WHAT TO PRODUCE → In the entries below, count each line where "JSON" appears. Give the total and nothing more.

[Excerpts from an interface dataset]
━━━━━━━━

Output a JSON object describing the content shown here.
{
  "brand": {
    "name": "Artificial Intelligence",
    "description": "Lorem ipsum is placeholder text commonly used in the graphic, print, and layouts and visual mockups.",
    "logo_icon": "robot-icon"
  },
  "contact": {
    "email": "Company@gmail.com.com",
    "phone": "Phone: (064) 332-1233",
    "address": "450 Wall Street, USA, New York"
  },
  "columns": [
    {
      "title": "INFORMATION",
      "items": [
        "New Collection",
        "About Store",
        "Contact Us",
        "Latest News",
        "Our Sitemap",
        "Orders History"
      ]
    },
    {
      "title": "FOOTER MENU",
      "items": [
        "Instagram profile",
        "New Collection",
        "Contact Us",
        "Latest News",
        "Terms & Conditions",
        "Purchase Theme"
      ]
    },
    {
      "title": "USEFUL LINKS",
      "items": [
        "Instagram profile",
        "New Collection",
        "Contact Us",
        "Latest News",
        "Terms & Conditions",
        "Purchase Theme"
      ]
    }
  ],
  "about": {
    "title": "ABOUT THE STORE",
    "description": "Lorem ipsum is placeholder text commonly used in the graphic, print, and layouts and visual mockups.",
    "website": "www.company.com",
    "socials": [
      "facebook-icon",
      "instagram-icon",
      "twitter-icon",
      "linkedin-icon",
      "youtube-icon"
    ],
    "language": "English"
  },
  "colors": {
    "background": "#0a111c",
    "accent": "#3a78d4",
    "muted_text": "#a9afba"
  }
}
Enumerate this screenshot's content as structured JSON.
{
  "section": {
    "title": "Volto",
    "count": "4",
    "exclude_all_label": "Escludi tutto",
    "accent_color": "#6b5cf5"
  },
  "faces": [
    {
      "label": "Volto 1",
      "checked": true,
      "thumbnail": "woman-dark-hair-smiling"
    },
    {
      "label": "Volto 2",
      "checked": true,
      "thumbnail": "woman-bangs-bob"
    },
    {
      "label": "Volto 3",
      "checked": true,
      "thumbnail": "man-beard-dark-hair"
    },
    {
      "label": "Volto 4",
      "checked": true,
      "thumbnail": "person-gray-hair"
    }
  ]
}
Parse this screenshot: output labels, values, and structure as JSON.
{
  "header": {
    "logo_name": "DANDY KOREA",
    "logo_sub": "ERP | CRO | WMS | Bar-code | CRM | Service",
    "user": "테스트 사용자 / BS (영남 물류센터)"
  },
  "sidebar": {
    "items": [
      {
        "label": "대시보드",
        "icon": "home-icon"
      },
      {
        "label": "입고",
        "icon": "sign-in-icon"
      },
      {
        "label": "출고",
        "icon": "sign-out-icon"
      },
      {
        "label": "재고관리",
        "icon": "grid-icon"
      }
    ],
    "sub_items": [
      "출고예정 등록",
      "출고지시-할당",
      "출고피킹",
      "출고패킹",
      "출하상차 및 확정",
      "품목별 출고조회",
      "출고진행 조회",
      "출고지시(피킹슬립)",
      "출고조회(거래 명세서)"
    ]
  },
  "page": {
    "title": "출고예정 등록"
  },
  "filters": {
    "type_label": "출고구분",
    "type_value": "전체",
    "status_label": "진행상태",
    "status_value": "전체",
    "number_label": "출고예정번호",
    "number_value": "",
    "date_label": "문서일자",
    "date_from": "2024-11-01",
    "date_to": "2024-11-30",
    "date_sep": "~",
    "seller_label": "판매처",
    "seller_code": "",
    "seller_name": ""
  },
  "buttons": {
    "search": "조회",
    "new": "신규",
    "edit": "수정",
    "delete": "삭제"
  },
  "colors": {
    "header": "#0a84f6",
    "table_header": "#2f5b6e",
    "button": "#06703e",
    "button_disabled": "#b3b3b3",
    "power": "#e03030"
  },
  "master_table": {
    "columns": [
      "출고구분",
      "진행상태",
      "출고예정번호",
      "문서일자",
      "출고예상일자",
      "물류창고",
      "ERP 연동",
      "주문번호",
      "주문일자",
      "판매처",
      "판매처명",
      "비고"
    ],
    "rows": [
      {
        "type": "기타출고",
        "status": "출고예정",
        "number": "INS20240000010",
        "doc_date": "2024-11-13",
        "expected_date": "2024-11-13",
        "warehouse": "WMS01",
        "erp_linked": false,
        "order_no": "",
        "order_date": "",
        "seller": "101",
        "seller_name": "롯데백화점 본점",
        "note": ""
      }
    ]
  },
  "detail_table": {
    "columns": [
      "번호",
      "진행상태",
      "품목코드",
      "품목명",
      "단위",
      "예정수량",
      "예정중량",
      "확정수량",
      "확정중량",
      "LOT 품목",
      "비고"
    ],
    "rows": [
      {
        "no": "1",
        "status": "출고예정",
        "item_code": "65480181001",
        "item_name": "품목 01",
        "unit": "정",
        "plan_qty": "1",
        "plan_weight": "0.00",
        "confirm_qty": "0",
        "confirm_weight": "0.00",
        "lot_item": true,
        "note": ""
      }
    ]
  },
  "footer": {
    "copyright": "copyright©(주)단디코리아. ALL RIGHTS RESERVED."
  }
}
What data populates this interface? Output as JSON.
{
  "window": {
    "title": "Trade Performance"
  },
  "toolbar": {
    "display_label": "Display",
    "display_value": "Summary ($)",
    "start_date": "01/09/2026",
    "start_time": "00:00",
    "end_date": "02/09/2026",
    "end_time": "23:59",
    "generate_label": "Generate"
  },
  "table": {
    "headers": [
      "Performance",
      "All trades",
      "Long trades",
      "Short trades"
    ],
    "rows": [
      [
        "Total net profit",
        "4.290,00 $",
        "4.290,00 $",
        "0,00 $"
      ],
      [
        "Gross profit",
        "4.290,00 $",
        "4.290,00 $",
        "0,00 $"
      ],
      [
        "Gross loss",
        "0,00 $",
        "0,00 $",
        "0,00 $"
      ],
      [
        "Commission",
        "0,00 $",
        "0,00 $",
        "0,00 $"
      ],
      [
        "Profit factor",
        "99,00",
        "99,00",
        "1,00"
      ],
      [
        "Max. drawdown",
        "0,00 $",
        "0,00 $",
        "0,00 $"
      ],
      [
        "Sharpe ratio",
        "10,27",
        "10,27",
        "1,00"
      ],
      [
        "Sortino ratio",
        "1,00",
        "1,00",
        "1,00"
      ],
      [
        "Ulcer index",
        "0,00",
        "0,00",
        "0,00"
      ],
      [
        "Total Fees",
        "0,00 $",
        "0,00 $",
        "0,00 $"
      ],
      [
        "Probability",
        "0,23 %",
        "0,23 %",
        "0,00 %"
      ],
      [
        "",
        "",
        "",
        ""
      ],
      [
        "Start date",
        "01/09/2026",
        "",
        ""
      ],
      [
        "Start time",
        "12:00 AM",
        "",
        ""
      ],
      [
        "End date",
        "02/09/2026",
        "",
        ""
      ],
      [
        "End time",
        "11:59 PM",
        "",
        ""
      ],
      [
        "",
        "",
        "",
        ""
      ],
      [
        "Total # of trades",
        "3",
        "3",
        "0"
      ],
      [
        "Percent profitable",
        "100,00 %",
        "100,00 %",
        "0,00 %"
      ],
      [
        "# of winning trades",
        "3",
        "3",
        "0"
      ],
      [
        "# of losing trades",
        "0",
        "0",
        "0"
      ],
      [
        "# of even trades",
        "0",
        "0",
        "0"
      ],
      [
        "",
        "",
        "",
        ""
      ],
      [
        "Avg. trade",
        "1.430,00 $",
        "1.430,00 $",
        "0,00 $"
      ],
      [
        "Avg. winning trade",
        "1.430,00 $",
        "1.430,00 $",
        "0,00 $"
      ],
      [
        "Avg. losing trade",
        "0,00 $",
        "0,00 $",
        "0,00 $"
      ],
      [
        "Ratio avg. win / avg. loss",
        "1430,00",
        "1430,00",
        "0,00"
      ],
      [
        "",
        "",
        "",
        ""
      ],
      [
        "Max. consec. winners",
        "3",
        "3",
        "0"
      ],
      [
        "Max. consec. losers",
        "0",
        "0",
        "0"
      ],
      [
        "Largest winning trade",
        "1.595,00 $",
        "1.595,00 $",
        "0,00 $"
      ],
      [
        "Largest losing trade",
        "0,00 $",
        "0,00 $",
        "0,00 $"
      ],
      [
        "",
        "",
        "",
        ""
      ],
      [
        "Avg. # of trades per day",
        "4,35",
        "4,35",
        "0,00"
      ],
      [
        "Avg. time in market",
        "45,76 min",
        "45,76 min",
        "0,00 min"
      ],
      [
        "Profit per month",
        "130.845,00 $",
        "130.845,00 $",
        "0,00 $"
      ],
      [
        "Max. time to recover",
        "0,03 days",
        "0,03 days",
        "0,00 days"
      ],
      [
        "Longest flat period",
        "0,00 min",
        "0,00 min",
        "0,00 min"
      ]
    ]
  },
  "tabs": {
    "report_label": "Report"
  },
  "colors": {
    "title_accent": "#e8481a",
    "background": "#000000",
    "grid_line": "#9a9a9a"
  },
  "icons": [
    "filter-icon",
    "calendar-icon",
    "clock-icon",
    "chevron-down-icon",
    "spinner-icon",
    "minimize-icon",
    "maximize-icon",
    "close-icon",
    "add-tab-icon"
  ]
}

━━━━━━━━

RESULT OF THIS EXERCISE → 4